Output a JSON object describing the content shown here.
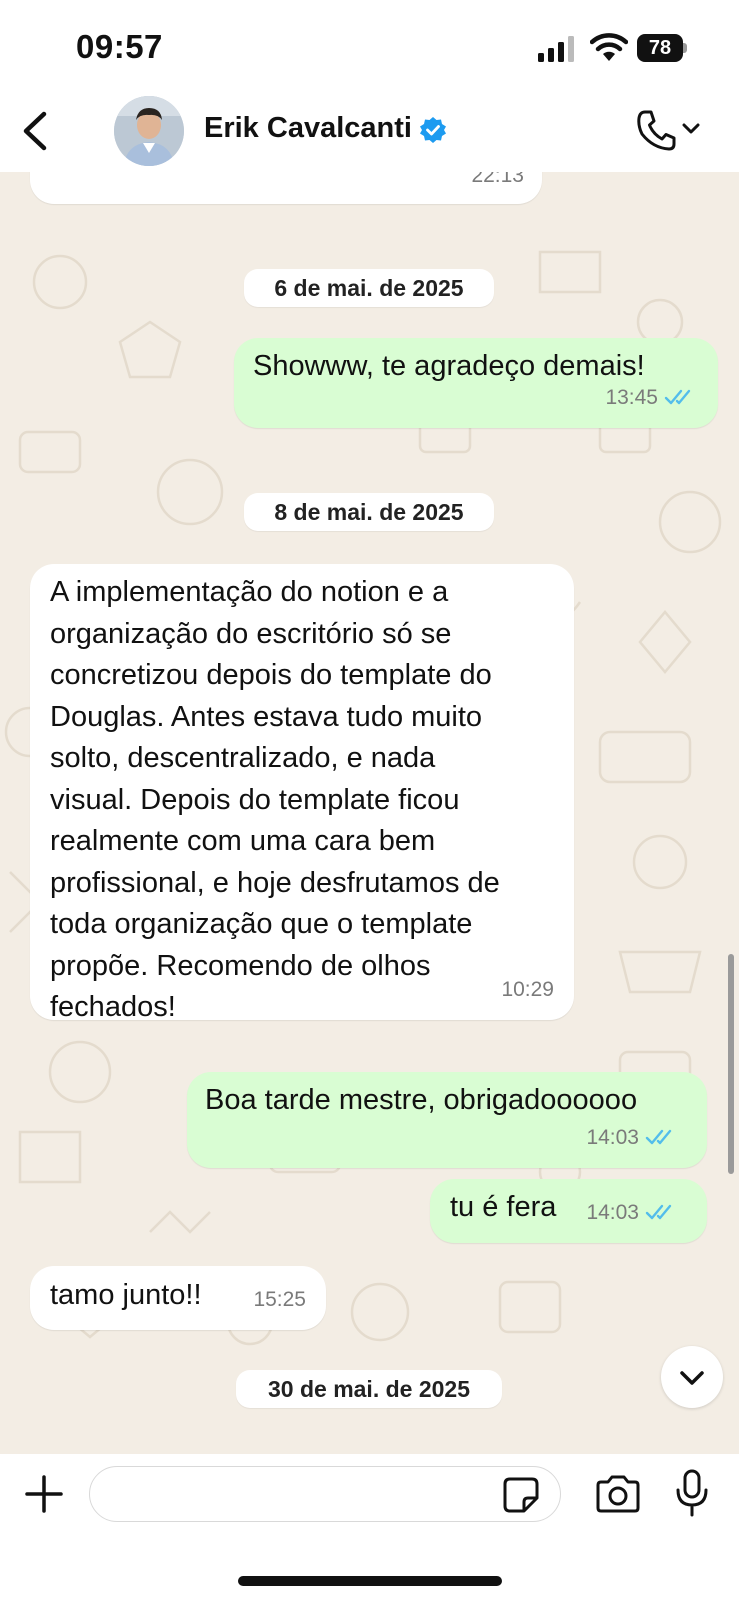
{
  "status_bar": {
    "time": "09:57",
    "battery": "78",
    "icons": [
      "signal-icon",
      "wifi-icon",
      "battery-icon"
    ]
  },
  "header": {
    "contact_name": "Erik Cavalcanti",
    "verified": true,
    "icons": [
      "back-icon",
      "avatar",
      "verified-badge-icon",
      "phone-icon",
      "chevron-down-icon"
    ]
  },
  "chat": {
    "prev_message_time": "22:13",
    "dates": {
      "d1": "6 de mai. de 2025",
      "d2": "8 de mai. de 2025",
      "d3": "30 de mai. de 2025"
    },
    "messages": [
      {
        "direction": "out",
        "text": "Showww, te agradeço demais!",
        "time": "13:45",
        "status": "read"
      },
      {
        "direction": "in",
        "lines": [
          "A implementação do notion e a",
          "organização do escritório só se",
          "concretizou depois do template do",
          "Douglas. Antes estava tudo muito",
          "solto, descentralizado, e nada",
          "visual. Depois do template ficou",
          "realmente com uma cara bem",
          "profissional, e hoje desfrutamos de",
          "toda organização que o template",
          "propõe. Recomendo de olhos",
          "fechados!"
        ],
        "time": "10:29"
      },
      {
        "direction": "out",
        "text": "Boa tarde mestre, obrigadoooooo",
        "time": "14:03",
        "status": "read"
      },
      {
        "direction": "out",
        "text": "tu é fera",
        "time": "14:03",
        "status": "read"
      },
      {
        "direction": "in",
        "text": "tamo junto!!",
        "time": "15:25"
      }
    ]
  },
  "input_bar": {
    "placeholder": "",
    "icons": [
      "plus-icon",
      "sticker-icon",
      "camera-icon",
      "microphone-icon"
    ]
  },
  "colors": {
    "outgoing_bubble": "#d9fdd3",
    "incoming_bubble": "#ffffff",
    "wallpaper": "#f3ede4",
    "read_ticks": "#53bdeb",
    "verified_badge": "#1d9bf0"
  }
}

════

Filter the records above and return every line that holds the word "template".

          "concretizou depois do template do",
          "visual. Depois do template ficou",
          "toda organização que o template",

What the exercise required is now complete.